Brooke Morgan Completes Ph.D. in Anthropology at SMU

Loyola Anthropology alum Brooke Morgan (2008) has successfully defended her Ph.D. dissertation in Anthropology at Southern Methodist University. The title of her dissertation is "Folsom Settlement Organization in the Southern Rocky Mountains: An Analysis of Dwelling Space at the Mountaineer Site." Mountaineer provides unique circumstances for exploring how a Folsom community functioned in a long-term residential setting - something rarely seen in the Paleoindian archaeological record that was nevertheless an important part of hunter-gatherer adaptations. Her goal is to study the interrelated aspects of risk minimization, economic integration, and social relationships in Folsom society by drawing on concepts from household archaeology and hunter-gatherer ethnography and applying them within a human behavioral ecology theoretical framework. Ultimately, she says, this research should be applicable to investigation archaeological hunter-gatherer societies writ large.

Nicole York Headed to Graduate School at Purdue

Graduating Senior Nicole York has been accepted to the anthropology graduate program at Purdue University. Congratulations!

Anthropology Senior Eddie Chong Awarded Field Museum Internship

Graduating senior Eddie Chong, an Anthropology/Sociology major, was awarded an Anthropology Alliance Field Internship for Summer 2015 with the Science Action for Conservation and Community Center at the Field Museum. Eddie will be doing ethnographic work on industrial heritage in Calumet.

Alum Michelle Statz Launches Youth Circulations Website
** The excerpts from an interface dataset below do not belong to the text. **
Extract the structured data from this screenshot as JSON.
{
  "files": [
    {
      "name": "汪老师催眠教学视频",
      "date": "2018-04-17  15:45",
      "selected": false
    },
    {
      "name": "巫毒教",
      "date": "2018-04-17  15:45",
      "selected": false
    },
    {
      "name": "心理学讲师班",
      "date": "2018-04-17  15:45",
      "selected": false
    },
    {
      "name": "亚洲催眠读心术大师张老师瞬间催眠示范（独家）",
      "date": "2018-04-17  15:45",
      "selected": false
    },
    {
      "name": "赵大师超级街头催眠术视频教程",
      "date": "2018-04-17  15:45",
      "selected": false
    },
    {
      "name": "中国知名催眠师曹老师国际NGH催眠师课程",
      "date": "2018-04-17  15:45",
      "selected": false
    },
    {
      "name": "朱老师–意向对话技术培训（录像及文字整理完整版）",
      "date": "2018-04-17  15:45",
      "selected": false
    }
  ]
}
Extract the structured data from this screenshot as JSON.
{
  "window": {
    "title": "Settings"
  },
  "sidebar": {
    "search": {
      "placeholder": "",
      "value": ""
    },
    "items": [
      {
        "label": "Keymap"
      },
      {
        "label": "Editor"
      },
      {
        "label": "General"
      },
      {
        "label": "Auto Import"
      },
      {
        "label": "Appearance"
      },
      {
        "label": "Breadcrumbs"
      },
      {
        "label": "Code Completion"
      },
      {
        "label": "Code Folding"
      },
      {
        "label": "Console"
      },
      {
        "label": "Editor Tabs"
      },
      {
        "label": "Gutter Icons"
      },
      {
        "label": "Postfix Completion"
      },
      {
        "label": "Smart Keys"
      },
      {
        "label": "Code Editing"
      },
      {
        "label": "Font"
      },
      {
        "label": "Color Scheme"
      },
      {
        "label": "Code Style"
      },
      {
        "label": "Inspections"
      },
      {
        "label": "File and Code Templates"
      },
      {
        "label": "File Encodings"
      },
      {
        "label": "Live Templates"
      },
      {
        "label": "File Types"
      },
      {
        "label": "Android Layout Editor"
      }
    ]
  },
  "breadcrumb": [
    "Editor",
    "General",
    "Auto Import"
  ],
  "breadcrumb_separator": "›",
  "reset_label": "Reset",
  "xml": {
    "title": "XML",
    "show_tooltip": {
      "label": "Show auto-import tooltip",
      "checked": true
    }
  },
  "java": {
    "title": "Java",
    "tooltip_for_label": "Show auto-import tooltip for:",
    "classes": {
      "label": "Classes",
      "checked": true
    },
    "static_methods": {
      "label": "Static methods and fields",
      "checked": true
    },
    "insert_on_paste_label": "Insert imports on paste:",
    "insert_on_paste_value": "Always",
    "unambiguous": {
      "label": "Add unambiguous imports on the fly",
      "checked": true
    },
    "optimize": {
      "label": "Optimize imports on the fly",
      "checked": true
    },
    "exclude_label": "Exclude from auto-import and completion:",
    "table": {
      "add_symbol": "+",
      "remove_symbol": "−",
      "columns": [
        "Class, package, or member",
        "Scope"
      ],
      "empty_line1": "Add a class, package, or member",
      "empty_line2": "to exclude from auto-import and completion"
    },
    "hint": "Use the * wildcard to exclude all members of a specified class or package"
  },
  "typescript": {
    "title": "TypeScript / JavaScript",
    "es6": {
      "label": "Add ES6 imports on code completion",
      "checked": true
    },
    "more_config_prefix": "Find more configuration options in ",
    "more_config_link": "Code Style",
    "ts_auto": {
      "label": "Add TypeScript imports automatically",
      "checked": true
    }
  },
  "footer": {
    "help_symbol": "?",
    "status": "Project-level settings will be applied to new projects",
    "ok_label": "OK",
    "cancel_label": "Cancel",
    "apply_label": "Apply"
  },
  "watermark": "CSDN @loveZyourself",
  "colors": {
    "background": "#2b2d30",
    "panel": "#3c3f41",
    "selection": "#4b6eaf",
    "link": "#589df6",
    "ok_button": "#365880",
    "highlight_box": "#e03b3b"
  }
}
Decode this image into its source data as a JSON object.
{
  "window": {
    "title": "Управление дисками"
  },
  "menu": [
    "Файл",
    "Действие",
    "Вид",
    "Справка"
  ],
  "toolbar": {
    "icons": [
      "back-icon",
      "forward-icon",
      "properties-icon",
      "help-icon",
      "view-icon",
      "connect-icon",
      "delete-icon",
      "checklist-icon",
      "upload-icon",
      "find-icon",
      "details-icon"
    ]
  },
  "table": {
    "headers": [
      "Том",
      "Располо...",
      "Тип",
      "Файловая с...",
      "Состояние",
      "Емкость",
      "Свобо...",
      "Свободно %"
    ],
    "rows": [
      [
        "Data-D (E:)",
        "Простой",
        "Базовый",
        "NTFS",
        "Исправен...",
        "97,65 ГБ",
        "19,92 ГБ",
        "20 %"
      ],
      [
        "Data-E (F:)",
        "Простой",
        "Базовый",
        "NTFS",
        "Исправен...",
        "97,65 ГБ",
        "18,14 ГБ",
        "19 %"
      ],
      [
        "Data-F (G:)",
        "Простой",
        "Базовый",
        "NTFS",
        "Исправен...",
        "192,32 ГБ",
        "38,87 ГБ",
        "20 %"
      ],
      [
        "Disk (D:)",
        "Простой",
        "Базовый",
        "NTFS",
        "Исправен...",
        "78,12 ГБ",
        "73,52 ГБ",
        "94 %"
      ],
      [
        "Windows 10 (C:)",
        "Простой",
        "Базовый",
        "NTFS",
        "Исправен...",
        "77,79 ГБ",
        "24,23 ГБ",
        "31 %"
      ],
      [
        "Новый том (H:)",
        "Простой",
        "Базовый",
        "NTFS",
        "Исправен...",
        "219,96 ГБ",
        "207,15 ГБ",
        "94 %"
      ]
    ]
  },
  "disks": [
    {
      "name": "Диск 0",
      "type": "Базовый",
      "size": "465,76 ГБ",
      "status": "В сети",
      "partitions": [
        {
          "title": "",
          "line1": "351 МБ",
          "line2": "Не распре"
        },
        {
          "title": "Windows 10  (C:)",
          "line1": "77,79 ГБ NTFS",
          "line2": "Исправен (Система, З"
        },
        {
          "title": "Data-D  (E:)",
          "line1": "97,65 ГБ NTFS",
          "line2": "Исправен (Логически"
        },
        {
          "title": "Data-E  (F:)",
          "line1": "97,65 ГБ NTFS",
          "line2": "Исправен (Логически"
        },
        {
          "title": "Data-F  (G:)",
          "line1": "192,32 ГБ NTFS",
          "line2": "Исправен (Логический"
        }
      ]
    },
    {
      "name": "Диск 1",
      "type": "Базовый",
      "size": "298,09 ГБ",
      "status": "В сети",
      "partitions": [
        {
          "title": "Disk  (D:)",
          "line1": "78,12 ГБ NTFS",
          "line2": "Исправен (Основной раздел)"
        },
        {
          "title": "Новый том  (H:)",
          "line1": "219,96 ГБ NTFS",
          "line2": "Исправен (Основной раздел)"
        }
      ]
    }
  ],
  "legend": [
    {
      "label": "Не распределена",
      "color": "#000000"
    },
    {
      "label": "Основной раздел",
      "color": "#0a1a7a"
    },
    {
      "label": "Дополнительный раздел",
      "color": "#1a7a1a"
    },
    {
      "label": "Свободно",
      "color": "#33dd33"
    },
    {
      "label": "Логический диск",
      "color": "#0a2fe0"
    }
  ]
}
Michele Statz (LUC Anthropology B.S., 2005) and Lauren Heidbrink are proud to announce the launch of their website, Youth Circulations (www.youthcirculations.com). As anthropologists who research unaccompanied child migration, Heidbrink and Statz recognize a glaring disconnect between the nuanced, transnational lives of the young people with whom they work and the active reduction of these youth into abbreviated tropes--vulnerable victim, delinquent, violent threat, and so--in policy reports and the media. They’ve created Youth Circulations to draw attention to the ways in which these representations delimit and decontextualize young migrants, as well as to highlight active counter-points, occasions in which youth are portrayed or self-represent as agentive, skilled, creative and relational actors. Youth Circulations aims to be a helpful resource for scholars, students and policy-makers.